INSTRUCTIONS TO FOLLOW:
Give back every record below word for word, with the pictures omitted.

(Component data from apps and pages)
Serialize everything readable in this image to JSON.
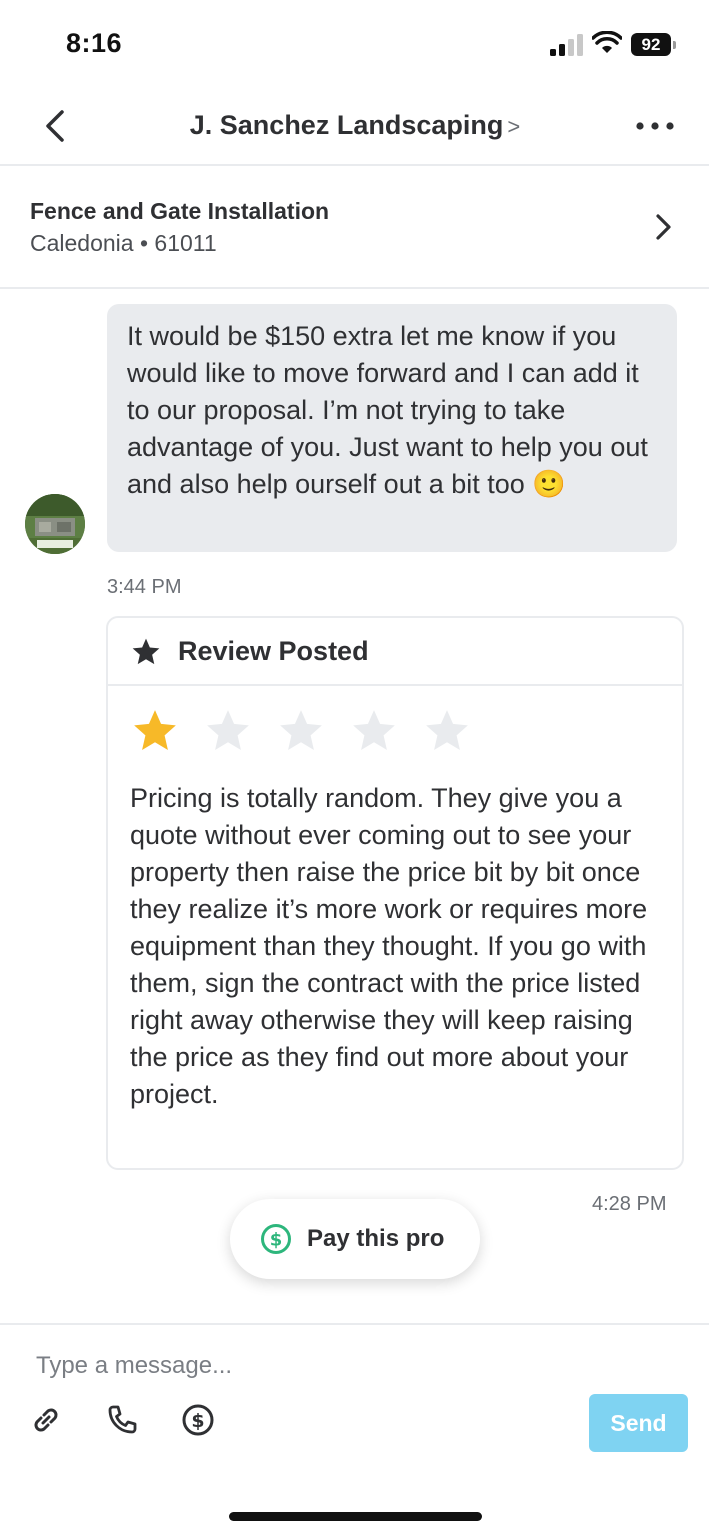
{
  "status_bar": {
    "time": "8:16",
    "battery": "92"
  },
  "header": {
    "title": "J. Sanchez Landscaping",
    "chevron": ">"
  },
  "project": {
    "title": "Fence and Gate Installation",
    "location": "Caledonia • 61011"
  },
  "messages": [
    {
      "text": "It would be $150 extra let me know if you would like to move forward and I can add it to our proposal. I’m not trying to take advantage of you. Just want to help you out and also help ourself out a bit too 🙂",
      "time": "3:44 PM"
    }
  ],
  "review": {
    "heading": "Review Posted",
    "rating": 1,
    "max_rating": 5,
    "text": "Pricing is totally random. They give you a quote without ever coming out to see your property then raise the price bit by bit once they realize it’s more work or requires more equipment than they thought. If you go with them, sign the contract with the price listed right away otherwise they will keep raising the price as they find out more about your project.",
    "time": "4:28 PM"
  },
  "pay_button": {
    "label": "Pay this pro",
    "icon": "dollar-circle-icon"
  },
  "composer": {
    "placeholder": "Type a message...",
    "send_label": "Send",
    "tools": [
      "paperclip-icon",
      "phone-icon",
      "dollar-circle-icon"
    ]
  },
  "colors": {
    "star_filled": "#F7B928",
    "star_empty": "#E9EBEE",
    "bubble_bg": "#E9EBEE",
    "send_button": "#7FD3F2",
    "pay_icon": "#2DB67C"
  }
}
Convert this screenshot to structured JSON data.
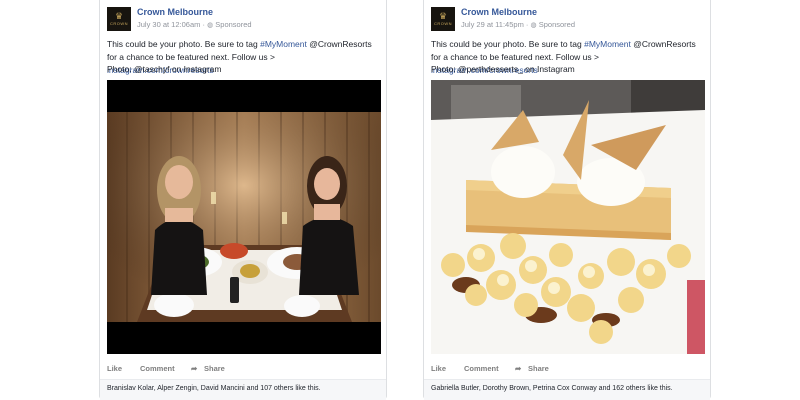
{
  "posts": [
    {
      "page_name": "Crown Melbourne",
      "date": "July 30 at 12:06am",
      "sponsored": "Sponsored",
      "text_1": "This could be your photo. Be sure to tag ",
      "hashtag": "#MyMoment",
      "text_2": " @CrownResorts for a chance to be featured next. Follow us > ",
      "link": "instagram.com/crownresorts",
      "photo_credit": "Photo: @taschyf on Instagram",
      "actions": {
        "like": "Like",
        "comment": "Comment",
        "share": "Share"
      },
      "likes": "Branislav Kolar, Alper Zengin, David Mancini and 107 others like this."
    },
    {
      "page_name": "Crown Melbourne",
      "date": "July 29 at 11:45pm",
      "sponsored": "Sponsored",
      "text_1": "This could be your photo. Be sure to tag ",
      "hashtag": "#MyMoment",
      "text_2": " @CrownResorts for a chance to be featured next. Follow us > ",
      "link": "instagram.com/crownresorts",
      "photo_credit": "Photo: @perthdesserts_ on Instagram",
      "actions": {
        "like": "Like",
        "comment": "Comment",
        "share": "Share"
      },
      "likes": "Gabriella Butler, Dorothy Brown, Petrina Cox Conway and 162 others like this."
    }
  ],
  "logo": {
    "icon": "crown-icon",
    "wordmark": "CROWN"
  },
  "colors": {
    "link": "#365899",
    "meta": "#90949c",
    "border": "#dddfe2"
  }
}
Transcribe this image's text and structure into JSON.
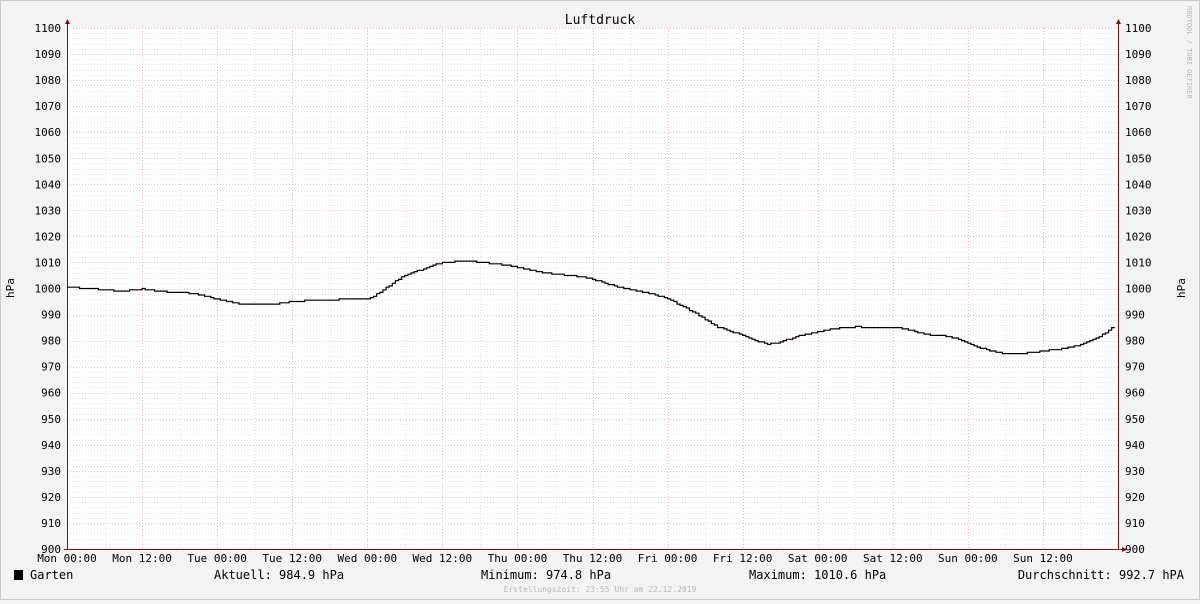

RESULT FOR THIS TASK:
Serialize everything readable in this image to JSON.
{
  "status_bar": {
    "time": "8:16",
    "battery": "92"
  },
  "header": {
    "title": "J. Sanchez Landscaping",
    "chevron": ">"
  },
  "project": {
    "title": "Fence and Gate Installation",
    "location": "Caledonia • 61011"
  },
  "messages": [
    {
      "text": "It would be $150 extra let me know if you would like to move forward and I can add it to our proposal. I’m not trying to take advantage of you. Just want to help you out and also help ourself out a bit too 🙂",
      "time": "3:44 PM"
    }
  ],
  "review": {
    "heading": "Review Posted",
    "rating": 1,
    "max_rating": 5,
    "text": "Pricing is totally random. They give you a quote without ever coming out to see your property then raise the price bit by bit once they realize it’s more work or requires more equipment than they thought. If you go with them, sign the contract with the price listed right away otherwise they will keep raising the price as they find out more about your project.",
    "time": "4:28 PM"
  },
  "pay_button": {
    "label": "Pay this pro",
    "icon": "dollar-circle-icon"
  },
  "composer": {
    "placeholder": "Type a message...",
    "send_label": "Send",
    "tools": [
      "paperclip-icon",
      "phone-icon",
      "dollar-circle-icon"
    ]
  },
  "colors": {
    "star_filled": "#F7B928",
    "star_empty": "#E9EBEE",
    "bubble_bg": "#E9EBEE",
    "send_button": "#7FD3F2",
    "pay_icon": "#2DB67C"
  }
}
Convert this screenshot to structured JSON data.
{
  "posts": [
    {
      "page_name": "Crown Melbourne",
      "date": "July 30 at 12:06am",
      "sponsored": "Sponsored",
      "text_1": "This could be your photo. Be sure to tag ",
      "hashtag": "#MyMoment",
      "text_2": " @CrownResorts for a chance to be featured next. Follow us > ",
      "link": "instagram.com/crownresorts",
      "photo_credit": "Photo: @taschyf on Instagram",
      "actions": {
        "like": "Like",
        "comment": "Comment",
        "share": "Share"
      },
      "likes": "Branislav Kolar, Alper Zengin, David Mancini and 107 others like this."
    },
    {
      "page_name": "Crown Melbourne",
      "date": "July 29 at 11:45pm",
      "sponsored": "Sponsored",
      "text_1": "This could be your photo. Be sure to tag ",
      "hashtag": "#MyMoment",
      "text_2": " @CrownResorts for a chance to be featured next. Follow us > ",
      "link": "instagram.com/crownresorts",
      "photo_credit": "Photo: @perthdesserts_ on Instagram",
      "actions": {
        "like": "Like",
        "comment": "Comment",
        "share": "Share"
      },
      "likes": "Gabriella Butler, Dorothy Brown, Petrina Cox Conway and 162 others like this."
    }
  ],
  "logo": {
    "icon": "crown-icon",
    "wordmark": "CROWN"
  },
  "colors": {
    "link": "#365899",
    "meta": "#90949c",
    "border": "#dddfe2"
  }
}
Transcribe this image's text and structure into JSON.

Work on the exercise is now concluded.